MKs fear they will be viewed as engaging in self-serving political machination.
Supporters of former Kadima chairwoman Tzipi Livni are not expected to announce on Wednesday that they are breaking from the party to form a new faction, and the delay raises questions about whether the anticipated schism will ever occur.
Politicians familiar with Kadima's inner workings said there are two reasons for the delay: difficulties in recruiting the seven Knesset members needed to form a new faction, and fears among Kadima's left flank that they will be viewed as engaging in self-serving political machinations, just as the right-leaning MKs involved in another failed bid to splinter the party earlier this week were.
"The schism is taking shape," one MK thought to be involved in it insisted on Wednesday. "I can't say right now whether or not we have seven MKs in hand, but things are progressing. We also want to keep as much distance as we can from the disgraceful effort made recently by other Kadima members, who contemplated leaving the party in order to secure jobs for themselves."

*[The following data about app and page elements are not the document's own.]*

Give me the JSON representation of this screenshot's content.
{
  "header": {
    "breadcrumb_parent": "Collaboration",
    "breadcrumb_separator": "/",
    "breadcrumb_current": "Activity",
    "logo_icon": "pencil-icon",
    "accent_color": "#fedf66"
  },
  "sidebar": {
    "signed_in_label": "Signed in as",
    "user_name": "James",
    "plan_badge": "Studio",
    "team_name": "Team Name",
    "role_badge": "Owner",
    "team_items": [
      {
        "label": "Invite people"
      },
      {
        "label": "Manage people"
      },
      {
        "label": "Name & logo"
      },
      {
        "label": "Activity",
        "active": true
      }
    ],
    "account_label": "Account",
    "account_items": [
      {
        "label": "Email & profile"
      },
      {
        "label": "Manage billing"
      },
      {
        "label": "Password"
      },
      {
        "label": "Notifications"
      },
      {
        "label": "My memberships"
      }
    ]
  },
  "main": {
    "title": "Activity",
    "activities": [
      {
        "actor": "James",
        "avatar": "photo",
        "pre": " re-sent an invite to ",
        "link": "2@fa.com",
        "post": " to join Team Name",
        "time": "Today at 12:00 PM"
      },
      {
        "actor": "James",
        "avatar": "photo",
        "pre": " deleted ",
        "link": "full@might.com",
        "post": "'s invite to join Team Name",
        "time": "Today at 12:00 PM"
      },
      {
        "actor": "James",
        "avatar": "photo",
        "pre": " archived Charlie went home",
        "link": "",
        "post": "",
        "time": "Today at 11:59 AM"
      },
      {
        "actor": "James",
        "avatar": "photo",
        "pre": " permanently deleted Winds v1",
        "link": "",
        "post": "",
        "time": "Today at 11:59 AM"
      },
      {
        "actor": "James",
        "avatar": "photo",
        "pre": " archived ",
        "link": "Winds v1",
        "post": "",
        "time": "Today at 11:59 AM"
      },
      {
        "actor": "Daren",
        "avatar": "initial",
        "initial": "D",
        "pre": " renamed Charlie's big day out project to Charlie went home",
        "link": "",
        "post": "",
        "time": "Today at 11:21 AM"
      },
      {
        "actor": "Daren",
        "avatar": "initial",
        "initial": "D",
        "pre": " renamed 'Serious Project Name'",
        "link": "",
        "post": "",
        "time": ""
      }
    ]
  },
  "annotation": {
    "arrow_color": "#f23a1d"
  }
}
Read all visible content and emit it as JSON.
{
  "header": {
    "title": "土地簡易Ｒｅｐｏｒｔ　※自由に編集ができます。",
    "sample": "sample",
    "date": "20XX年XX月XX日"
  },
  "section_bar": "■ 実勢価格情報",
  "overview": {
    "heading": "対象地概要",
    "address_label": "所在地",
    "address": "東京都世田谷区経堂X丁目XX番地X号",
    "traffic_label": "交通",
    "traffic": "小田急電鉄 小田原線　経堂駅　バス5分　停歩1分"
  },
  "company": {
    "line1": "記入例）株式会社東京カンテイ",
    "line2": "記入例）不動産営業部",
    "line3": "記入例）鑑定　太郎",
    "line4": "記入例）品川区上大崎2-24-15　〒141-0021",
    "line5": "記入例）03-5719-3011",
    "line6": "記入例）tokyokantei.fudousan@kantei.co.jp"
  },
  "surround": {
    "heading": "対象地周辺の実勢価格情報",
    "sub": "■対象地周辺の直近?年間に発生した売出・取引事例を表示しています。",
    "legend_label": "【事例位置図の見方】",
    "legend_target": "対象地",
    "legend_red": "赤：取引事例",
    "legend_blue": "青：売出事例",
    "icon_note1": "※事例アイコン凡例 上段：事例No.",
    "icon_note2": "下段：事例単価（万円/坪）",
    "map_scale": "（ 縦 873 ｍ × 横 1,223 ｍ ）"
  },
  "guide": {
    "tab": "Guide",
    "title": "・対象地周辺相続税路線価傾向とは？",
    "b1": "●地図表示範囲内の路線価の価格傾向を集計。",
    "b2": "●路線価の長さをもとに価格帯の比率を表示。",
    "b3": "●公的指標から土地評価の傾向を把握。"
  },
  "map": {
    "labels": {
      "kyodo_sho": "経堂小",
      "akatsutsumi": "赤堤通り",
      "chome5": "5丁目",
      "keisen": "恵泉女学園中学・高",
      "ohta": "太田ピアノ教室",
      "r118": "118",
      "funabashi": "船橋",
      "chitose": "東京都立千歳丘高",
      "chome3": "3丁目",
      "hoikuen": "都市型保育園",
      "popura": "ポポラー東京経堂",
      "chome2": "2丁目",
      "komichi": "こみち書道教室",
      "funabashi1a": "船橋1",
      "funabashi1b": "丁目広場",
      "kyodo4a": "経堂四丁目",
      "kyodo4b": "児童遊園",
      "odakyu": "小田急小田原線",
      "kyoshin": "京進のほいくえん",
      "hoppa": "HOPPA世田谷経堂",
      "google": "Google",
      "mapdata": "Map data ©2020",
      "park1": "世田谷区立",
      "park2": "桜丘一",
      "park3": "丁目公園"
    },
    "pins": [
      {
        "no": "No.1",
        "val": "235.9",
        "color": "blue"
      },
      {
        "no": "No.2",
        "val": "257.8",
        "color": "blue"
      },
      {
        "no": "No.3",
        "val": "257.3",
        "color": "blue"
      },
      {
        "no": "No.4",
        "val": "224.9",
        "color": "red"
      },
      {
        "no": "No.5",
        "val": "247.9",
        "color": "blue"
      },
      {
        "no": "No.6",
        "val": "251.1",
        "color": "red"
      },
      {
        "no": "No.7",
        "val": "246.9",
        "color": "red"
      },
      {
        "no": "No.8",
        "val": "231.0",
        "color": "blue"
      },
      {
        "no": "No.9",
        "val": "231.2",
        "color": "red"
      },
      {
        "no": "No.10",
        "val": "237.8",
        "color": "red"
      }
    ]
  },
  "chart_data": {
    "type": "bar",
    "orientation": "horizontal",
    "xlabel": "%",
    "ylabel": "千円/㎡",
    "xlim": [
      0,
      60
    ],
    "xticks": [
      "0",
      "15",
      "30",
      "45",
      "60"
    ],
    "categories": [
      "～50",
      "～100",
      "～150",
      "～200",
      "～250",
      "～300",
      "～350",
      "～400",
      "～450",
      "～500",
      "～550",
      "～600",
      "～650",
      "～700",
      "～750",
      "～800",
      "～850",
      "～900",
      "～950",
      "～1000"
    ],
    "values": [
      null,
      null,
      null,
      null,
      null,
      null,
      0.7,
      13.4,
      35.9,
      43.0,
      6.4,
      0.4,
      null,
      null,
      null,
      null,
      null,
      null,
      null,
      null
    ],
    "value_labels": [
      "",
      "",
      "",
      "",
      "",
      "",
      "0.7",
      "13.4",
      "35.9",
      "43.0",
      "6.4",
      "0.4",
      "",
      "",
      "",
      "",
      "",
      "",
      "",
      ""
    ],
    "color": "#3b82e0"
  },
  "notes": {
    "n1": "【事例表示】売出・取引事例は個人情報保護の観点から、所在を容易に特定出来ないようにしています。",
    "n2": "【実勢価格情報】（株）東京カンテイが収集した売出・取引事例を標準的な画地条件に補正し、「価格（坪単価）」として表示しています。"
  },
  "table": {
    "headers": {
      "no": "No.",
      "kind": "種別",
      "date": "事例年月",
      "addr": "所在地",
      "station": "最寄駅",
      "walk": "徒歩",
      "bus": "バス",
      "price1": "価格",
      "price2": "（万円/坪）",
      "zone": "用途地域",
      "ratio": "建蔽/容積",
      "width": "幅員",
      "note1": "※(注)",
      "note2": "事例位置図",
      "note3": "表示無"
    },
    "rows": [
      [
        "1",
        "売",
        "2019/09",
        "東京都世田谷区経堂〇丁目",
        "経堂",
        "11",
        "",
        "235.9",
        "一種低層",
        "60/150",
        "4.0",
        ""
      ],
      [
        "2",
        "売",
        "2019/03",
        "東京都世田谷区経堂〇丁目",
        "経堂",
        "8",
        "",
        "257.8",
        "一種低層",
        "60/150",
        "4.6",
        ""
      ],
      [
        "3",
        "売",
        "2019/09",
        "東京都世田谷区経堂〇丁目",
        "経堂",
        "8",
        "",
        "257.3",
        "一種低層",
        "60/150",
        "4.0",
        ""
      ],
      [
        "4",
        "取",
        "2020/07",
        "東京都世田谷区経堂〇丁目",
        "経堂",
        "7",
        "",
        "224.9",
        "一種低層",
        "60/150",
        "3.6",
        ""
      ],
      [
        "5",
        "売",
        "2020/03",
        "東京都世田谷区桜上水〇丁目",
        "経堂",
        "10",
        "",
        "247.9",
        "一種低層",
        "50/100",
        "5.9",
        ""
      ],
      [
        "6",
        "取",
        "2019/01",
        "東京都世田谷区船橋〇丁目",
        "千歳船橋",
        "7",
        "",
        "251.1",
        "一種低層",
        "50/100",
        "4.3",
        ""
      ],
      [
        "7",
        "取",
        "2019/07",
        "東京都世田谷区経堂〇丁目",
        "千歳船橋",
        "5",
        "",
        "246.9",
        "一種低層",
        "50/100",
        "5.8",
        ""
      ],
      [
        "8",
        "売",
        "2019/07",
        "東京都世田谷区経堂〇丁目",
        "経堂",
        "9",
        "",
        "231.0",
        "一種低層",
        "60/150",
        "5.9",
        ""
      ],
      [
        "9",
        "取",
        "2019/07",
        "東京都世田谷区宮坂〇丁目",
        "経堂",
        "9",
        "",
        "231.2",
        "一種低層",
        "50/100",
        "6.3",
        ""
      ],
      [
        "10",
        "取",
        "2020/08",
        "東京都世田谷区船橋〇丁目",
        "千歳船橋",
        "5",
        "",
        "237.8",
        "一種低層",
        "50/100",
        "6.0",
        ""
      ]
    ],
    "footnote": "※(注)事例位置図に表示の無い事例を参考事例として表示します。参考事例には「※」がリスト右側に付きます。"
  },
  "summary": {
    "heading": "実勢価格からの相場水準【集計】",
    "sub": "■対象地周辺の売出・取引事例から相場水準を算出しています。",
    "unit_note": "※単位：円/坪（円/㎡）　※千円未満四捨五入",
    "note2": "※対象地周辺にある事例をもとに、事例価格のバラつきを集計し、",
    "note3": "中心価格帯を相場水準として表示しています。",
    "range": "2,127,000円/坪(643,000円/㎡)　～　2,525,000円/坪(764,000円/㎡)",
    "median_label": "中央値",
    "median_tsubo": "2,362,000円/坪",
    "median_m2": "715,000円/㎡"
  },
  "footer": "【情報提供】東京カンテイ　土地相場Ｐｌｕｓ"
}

Another Kadima MK involved in the effort said that "the break [from Kadima] isn't the main thing right now, in our eyes. There is an attempt to unite the center-left parties" - meaning Livni's followers, Labor and "perhaps [Yair] Lapid's party. The idea is to unite these groups in order to defeat [Prime Minister Benjamin] Netanyahu."
Current Kadima chairman Shaul Mofaz "is not a real alternative to the current government," this MK added.
Meanwhile, the Knesset House Committee on Wednesday rejected Mofaz's request to oust four Kadima members from the faction for having negotiated with Likud about leaving Kadima and joining the ruling party. The MKs in question are Yulia Shamalov Berkovich, Otniel Schneller, Avraham Duan and Arie Bibi.
Had the four been officially ousted from the faction, they would have been disqualified from serving as ministers or deputy ministers in the current Knesset and would have been banned from running for the next Knesset as candidates of any party now in parliament.
But following a stormy session at which panel members slammed Mofaz for being absent from a meeting he himself had requested and derided his motion as "vacuous, insulting and undignified," the committee rejected the motion by a vote of 11 to 2.
Coalition chairman Ze'ev Elkin (Likud ) told the committee that more than half of Kadima's MKs have conducted talks about the possibility of leaving the party in recent months. But the four MKs at issue denied having been offered senior cabinet or Knesset posts, adding that they had never affixed their signatures to any document calling for breaking away from Kadima.
"I never signed an agreement making me a deputy minister, or anything like that," Bibi told the committee. "All such talk is media speculation."
Schneller, who was never rumored to be motivated by the lure of a more prestigious job, charged that "Kadima never really wanted to legislate a bill for equality of obligations in military service. I wanted to create a new faction that would promote such a law."